Lat Sau Jek Cheung, Loi Lau Hoi Sung. Receive what comes, follow what goes, upon loss of contact, rush in. Contact is the bridge. Receive it, follow it, do not be led by it (chasing hand). Seek it.
Wing Chun is the science of infighting. We want to fight “inside.” Very close. We call it “bent arm” or “tan sau” range. In the picture below, we are too far apart. I want to take another little step forward to be at “fighting distance” (where I can hit his head with my structured force). I don’t want to hit with an extended arm – practically all the force is already dissipated. We want all our strikes to count, if possible.
The 2nd Wing Chun form is called Chum Kiu. One translation of this form’s name is “bridge-seeking.”
When we are standing opposite what Rory Miller calls a “threat,” there are infinite mysteries. Will they hit or kick or pull a weapon or shoot like a wrestler? We cannot know because we are not mind-readers or Nostradamus or God.
How do we move from this position of infinite mystery (outside all ranges) to a “safe” position where we are hitting them in the head?

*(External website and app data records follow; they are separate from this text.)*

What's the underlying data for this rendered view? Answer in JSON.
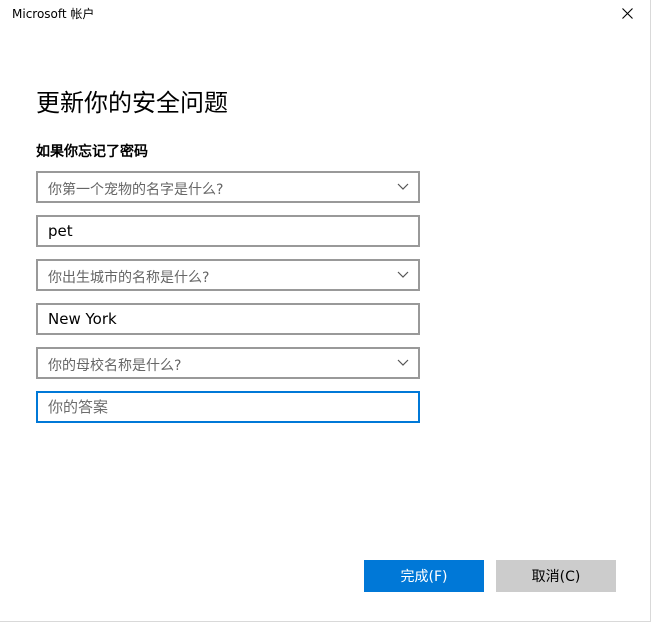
{
  "window": {
    "title": "Microsoft 帐户",
    "close_icon": "close-icon"
  },
  "main": {
    "heading": "更新你的安全问题",
    "subheading": "如果你忘记了密码"
  },
  "questions": [
    {
      "question": "你第一个宠物的名字是什么?",
      "answer_value": "pet",
      "answer_placeholder": ""
    },
    {
      "question": "你出生城市的名称是什么?",
      "answer_value": "New York",
      "answer_placeholder": ""
    },
    {
      "question": "你的母校名称是什么?",
      "answer_value": "",
      "answer_placeholder": "你的答案"
    }
  ],
  "buttons": {
    "done_label": "完成(F)",
    "cancel_label": "取消(C)"
  },
  "colors": {
    "accent": "#0078d7",
    "secondary_button": "#cccccc",
    "field_border": "#999999"
  },
  "icons": {
    "dropdown": "chevron-down-icon"
  }
}
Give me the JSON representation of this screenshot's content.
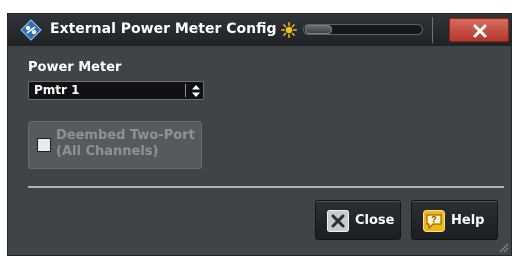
{
  "window": {
    "title": "External Power Meter Config",
    "icons": {
      "app": "rohde-schwarz-diamond-icon",
      "brightness": "sun-icon",
      "close": "close-x-icon"
    },
    "colors": {
      "window_bg": "#3f4449",
      "titlebar_bg": "#23272b",
      "close_button": "#c44a3c"
    }
  },
  "power_meter": {
    "label": "Power Meter",
    "selected": "Pmtr 1"
  },
  "deembed": {
    "label_line1": "Deembed Two-Port",
    "label_line2": "(All Channels)",
    "checked": false,
    "enabled": false
  },
  "buttons": {
    "close_label": "Close",
    "help_label": "Help"
  }
}
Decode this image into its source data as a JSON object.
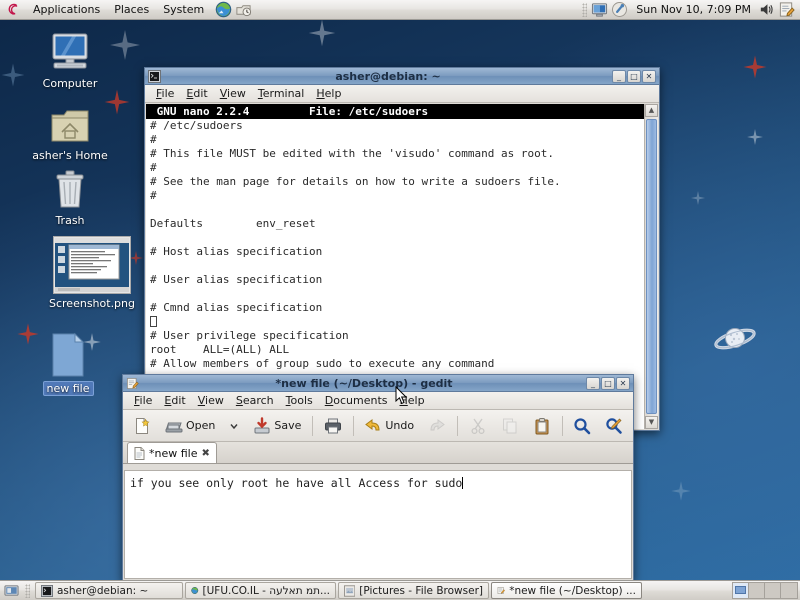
{
  "top_panel": {
    "logo_icon": "debian-swirl-icon",
    "menus": [
      "Applications",
      "Places",
      "System"
    ],
    "launchers": [
      {
        "name": "web-browser-icon"
      },
      {
        "name": "update-manager-icon"
      }
    ],
    "tray": [
      {
        "name": "display-settings-icon"
      },
      {
        "name": "brightness-applet-icon"
      },
      {
        "name": "volume-icon"
      },
      {
        "name": "text-editor-tray-icon"
      }
    ],
    "clock": "Sun Nov 10,  7:09 PM"
  },
  "desktop": {
    "icons": [
      {
        "label": "Computer",
        "icon": "computer-icon",
        "selected": false
      },
      {
        "label": "asher's Home",
        "icon": "home-folder-icon",
        "selected": false
      },
      {
        "label": "Trash",
        "icon": "trash-icon",
        "selected": false
      },
      {
        "label": "Screenshot.png",
        "icon": "screenshot-thumbnail-icon",
        "selected": false
      },
      {
        "label": "new file",
        "icon": "text-file-icon",
        "selected": true
      }
    ],
    "planet_icon": "saturn-planet-icon"
  },
  "terminal": {
    "title": "asher@debian: ~",
    "window_icon": "terminal-icon",
    "menus": [
      "File",
      "Edit",
      "View",
      "Terminal",
      "Help"
    ],
    "buttons": {
      "minimize": "_",
      "maximize": "□",
      "close": "✕"
    },
    "nano_header_left": "GNU nano 2.2.4",
    "nano_header_file": "File: /etc/sudoers",
    "lines": [
      "# /etc/sudoers",
      "#",
      "# This file MUST be edited with the 'visudo' command as root.",
      "#",
      "# See the man page for details on how to write a sudoers file.",
      "#",
      "",
      "Defaults        env_reset",
      "",
      "# Host alias specification",
      "",
      "# User alias specification",
      "",
      "# Cmnd alias specification",
      "",
      "# User privilege specification",
      "root    ALL=(ALL) ALL",
      "# Allow members of group sudo to execute any command"
    ],
    "cursor_line_index": 14
  },
  "gedit": {
    "title": "*new file (~/Desktop) - gedit",
    "window_icon": "gedit-icon",
    "menus": [
      "File",
      "Edit",
      "View",
      "Search",
      "Tools",
      "Documents",
      "Help"
    ],
    "buttons": {
      "minimize": "_",
      "maximize": "□",
      "close": "✕"
    },
    "toolbar": [
      {
        "name": "new-document-button",
        "label": "",
        "icon": "new-document-icon",
        "disabled": false
      },
      {
        "name": "open-button",
        "label": "Open",
        "icon": "open-folder-icon",
        "disabled": false
      },
      {
        "name": "open-dropdown-button",
        "label": "",
        "icon": "chevron-down-icon",
        "disabled": false
      },
      {
        "name": "save-button",
        "label": "Save",
        "icon": "save-icon",
        "disabled": false
      },
      {
        "name": "print-button",
        "label": "",
        "icon": "print-icon",
        "disabled": false
      },
      {
        "name": "undo-button",
        "label": "Undo",
        "icon": "undo-arrow-icon",
        "disabled": false
      },
      {
        "name": "redo-button",
        "label": "",
        "icon": "redo-arrow-icon",
        "disabled": true
      },
      {
        "name": "cut-button",
        "label": "",
        "icon": "scissors-icon",
        "disabled": true
      },
      {
        "name": "copy-button",
        "label": "",
        "icon": "copy-icon",
        "disabled": true
      },
      {
        "name": "paste-button",
        "label": "",
        "icon": "clipboard-paste-icon",
        "disabled": false
      },
      {
        "name": "find-button",
        "label": "",
        "icon": "magnifier-icon",
        "disabled": false
      },
      {
        "name": "replace-button",
        "label": "",
        "icon": "find-replace-icon",
        "disabled": false
      }
    ],
    "tab": {
      "label": "*new file",
      "icon": "document-icon",
      "close_icon": "close-icon"
    },
    "document_text": "if you see only root he have all Access for sudo"
  },
  "bottom_panel": {
    "show_desktop_icon": "show-desktop-icon",
    "tasks": [
      {
        "label": "asher@debian: ~",
        "icon": "terminal-icon",
        "active": false
      },
      {
        "label": "[UFU.CO.IL - תמ תאלעה...",
        "icon": "web-browser-icon",
        "active": false
      },
      {
        "label": "[Pictures - File Browser]",
        "icon": "file-manager-icon",
        "active": false
      },
      {
        "label": "*new file (~/Desktop) ...",
        "icon": "gedit-icon",
        "active": true
      }
    ],
    "workspaces": [
      {
        "current": true
      },
      {
        "current": false
      },
      {
        "current": false
      },
      {
        "current": false
      }
    ]
  },
  "colors": {
    "titlebar_active": "#7d9cc0",
    "desktop_top": "#0d2747",
    "desktop_bottom": "#2d6ea5",
    "selection_blue": "#5079b8",
    "star_red": "#b2222e"
  }
}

Wong Shun Leung reputedly started every fight with some sort of general “man sau” or seeking hand action. The opponent would defend against the perceived attack by raising one of their arms in a block. That block became Wong’s bridge. Once we have a bridge in Wing Chun, we have what we are after. Everything flows from this contact.
All your Wing Chun training is designed to develop reflexes, good habits which will usually guide you into positions from which you can hit, “safe” (temporary) positions of advantage. Wing Chun reflexes will also ideally flow in the moment as the “threat” responds with their random actions (hitting back, grabbing you. lunging forward or back, kicking, etc). You will make, keep, and let go of the bridges in accordance with their usefulness. That arm is temporarily defused, it can be temporally positioned so it is in the way of their other arm, etc.
If it crosses my body or passes behind me, I let it go and get back to hitting. Their defensive or offensive arm becomes my next bridge (a path I can cross into their “castle”).
Emphasis on the idea “temporary.”
We are talking tenths or hundredths of a second in a real fight. Even an average untrained person can throw two or three punches in a second. Double or triple that for Wing Chun fighters doing chain punching.
And you are always hitting with your bridge arm or the other arm. You are either hitting (attack and defense in the same action, as in a jaam deflection into a hit action with the one arm) or doing two handed actions (taan da, bong da, lap da). The “da” is the hit.
NOTE: Our goal is to hit the right place with a lot of force, backed by body weight and ground power, hitting repeatedly into a concentrated spot from a “safe” angle, not throwing a bunch of weak but fast punches haphazardly at the target, starting outside hitting range. Get in range and position, THEN hit! Line your body up to maximize your structure. Step in as you hit (take position).